------ Supplied records

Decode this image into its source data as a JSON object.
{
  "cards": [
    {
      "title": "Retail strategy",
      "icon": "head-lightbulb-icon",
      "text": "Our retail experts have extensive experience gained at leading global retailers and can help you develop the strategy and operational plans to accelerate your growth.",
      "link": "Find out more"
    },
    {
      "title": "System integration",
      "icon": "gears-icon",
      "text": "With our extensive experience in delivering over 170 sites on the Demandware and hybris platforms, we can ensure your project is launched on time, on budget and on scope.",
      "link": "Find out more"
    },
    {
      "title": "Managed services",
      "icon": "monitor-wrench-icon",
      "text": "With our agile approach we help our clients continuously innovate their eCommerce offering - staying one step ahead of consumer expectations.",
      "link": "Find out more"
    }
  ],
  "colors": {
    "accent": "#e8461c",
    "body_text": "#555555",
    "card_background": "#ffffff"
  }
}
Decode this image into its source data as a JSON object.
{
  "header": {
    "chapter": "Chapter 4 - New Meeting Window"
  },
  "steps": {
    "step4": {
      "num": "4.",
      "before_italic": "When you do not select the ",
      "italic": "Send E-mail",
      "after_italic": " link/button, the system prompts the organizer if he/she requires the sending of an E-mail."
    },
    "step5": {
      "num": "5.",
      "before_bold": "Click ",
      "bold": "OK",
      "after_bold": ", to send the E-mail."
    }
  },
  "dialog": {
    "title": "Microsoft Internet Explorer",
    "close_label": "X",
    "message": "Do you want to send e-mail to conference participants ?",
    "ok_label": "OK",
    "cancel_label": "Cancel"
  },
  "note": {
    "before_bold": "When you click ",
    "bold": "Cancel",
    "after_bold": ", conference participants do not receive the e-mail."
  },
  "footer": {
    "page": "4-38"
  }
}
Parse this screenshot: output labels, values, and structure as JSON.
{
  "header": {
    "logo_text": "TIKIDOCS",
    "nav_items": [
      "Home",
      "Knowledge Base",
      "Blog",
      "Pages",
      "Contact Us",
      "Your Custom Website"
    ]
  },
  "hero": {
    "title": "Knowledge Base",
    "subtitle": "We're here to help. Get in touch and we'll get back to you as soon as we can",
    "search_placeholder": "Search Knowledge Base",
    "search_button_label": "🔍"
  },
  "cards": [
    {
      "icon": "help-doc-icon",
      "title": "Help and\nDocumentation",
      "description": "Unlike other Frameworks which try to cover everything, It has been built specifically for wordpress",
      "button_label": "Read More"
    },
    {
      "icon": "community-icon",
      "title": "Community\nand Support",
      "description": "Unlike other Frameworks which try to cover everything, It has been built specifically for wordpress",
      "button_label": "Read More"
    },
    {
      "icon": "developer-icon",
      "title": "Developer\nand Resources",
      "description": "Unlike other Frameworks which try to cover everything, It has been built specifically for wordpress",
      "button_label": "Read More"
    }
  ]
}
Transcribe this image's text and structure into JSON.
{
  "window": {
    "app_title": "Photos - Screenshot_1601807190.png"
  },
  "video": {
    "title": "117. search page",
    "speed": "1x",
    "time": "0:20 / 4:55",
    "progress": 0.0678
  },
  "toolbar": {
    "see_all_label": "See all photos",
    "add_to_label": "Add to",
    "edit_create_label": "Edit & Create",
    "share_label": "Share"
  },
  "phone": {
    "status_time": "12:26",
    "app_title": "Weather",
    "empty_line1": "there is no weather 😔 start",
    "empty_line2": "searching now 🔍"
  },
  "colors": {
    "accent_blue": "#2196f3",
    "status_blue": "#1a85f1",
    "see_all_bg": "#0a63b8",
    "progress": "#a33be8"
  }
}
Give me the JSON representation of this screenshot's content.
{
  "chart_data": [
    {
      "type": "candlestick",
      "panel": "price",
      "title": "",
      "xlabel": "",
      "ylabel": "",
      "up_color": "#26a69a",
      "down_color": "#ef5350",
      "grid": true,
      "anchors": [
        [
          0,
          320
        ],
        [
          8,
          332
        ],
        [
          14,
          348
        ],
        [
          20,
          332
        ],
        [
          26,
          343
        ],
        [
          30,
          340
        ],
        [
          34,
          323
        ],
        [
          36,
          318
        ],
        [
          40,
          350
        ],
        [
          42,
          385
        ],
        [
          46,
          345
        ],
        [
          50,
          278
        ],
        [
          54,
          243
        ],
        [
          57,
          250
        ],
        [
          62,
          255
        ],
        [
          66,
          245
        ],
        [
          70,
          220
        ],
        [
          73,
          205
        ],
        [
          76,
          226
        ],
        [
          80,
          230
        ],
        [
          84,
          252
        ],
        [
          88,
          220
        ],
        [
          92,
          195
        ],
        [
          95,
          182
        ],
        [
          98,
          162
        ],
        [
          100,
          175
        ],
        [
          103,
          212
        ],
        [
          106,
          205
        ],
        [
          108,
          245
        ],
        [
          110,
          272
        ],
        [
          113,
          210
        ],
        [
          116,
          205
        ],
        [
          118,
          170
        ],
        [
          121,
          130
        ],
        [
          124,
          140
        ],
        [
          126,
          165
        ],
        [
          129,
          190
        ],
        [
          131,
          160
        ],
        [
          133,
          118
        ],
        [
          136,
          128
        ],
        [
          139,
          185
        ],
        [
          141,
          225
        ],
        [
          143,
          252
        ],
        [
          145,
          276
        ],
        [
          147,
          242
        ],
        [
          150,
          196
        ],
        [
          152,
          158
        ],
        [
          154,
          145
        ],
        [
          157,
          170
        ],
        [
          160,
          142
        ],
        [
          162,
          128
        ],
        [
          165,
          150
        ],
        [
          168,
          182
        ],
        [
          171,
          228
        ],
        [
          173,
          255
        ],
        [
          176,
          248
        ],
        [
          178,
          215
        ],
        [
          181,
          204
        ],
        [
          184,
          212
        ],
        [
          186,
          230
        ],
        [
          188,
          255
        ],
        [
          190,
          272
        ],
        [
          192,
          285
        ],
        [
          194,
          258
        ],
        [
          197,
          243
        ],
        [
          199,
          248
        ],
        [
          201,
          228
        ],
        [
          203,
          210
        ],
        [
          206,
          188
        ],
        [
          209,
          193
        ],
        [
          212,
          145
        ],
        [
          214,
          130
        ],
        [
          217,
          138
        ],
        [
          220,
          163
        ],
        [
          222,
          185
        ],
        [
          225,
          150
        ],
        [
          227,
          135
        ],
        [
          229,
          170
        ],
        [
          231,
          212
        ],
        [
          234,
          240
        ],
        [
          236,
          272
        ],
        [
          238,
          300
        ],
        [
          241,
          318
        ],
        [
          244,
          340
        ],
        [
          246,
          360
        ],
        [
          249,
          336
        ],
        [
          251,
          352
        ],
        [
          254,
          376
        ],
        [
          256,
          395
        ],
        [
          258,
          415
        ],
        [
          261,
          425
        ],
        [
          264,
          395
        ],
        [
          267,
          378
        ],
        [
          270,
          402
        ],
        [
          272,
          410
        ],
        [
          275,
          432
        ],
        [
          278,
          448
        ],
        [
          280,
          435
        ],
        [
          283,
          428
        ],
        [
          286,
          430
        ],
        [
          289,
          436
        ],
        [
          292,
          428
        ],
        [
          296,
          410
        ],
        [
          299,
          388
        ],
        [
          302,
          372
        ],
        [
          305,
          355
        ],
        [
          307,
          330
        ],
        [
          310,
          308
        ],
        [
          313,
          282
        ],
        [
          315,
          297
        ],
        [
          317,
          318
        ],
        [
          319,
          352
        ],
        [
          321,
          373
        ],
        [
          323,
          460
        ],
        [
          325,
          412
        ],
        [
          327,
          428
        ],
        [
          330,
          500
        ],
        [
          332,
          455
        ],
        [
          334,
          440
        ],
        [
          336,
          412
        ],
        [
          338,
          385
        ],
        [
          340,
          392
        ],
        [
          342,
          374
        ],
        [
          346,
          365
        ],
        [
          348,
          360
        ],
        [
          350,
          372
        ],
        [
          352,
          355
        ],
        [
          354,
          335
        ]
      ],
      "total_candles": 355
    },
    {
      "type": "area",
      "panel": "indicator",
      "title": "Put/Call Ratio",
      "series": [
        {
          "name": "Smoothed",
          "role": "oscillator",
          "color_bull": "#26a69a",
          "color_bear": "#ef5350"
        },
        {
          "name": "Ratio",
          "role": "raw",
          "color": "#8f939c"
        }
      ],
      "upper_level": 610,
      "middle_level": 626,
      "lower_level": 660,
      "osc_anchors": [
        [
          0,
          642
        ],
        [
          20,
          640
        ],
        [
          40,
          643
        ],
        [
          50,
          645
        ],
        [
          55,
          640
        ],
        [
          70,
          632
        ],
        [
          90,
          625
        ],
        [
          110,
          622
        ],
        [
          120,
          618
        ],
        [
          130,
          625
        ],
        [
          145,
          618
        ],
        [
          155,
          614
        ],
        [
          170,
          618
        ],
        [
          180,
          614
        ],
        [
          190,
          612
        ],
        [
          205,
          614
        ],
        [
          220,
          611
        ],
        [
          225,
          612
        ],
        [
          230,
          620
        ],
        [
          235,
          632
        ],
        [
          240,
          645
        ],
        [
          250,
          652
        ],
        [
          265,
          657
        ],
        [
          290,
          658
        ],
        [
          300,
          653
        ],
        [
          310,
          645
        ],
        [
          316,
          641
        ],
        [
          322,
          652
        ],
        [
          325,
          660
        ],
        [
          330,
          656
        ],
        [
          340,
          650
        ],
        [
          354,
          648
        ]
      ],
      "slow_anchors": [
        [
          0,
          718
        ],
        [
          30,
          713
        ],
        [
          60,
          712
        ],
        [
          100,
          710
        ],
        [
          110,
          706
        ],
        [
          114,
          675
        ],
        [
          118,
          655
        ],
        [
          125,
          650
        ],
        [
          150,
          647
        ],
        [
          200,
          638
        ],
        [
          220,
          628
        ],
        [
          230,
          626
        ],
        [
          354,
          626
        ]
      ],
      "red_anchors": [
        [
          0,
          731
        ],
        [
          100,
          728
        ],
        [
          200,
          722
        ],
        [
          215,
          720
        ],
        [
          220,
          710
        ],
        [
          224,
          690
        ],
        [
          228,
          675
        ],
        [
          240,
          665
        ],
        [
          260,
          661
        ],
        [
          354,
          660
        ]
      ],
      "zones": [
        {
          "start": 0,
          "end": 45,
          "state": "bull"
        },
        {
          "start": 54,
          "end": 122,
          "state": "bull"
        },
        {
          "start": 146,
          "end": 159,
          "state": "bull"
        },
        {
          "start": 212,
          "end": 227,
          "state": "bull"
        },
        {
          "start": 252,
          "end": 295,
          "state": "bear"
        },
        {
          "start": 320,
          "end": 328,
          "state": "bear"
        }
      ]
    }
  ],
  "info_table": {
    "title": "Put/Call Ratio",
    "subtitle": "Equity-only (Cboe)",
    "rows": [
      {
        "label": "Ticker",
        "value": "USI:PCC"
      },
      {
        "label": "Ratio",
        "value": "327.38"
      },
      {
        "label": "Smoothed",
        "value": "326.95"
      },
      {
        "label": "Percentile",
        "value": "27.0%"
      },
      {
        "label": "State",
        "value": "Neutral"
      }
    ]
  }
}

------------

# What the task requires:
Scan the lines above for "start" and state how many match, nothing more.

# Task result:
7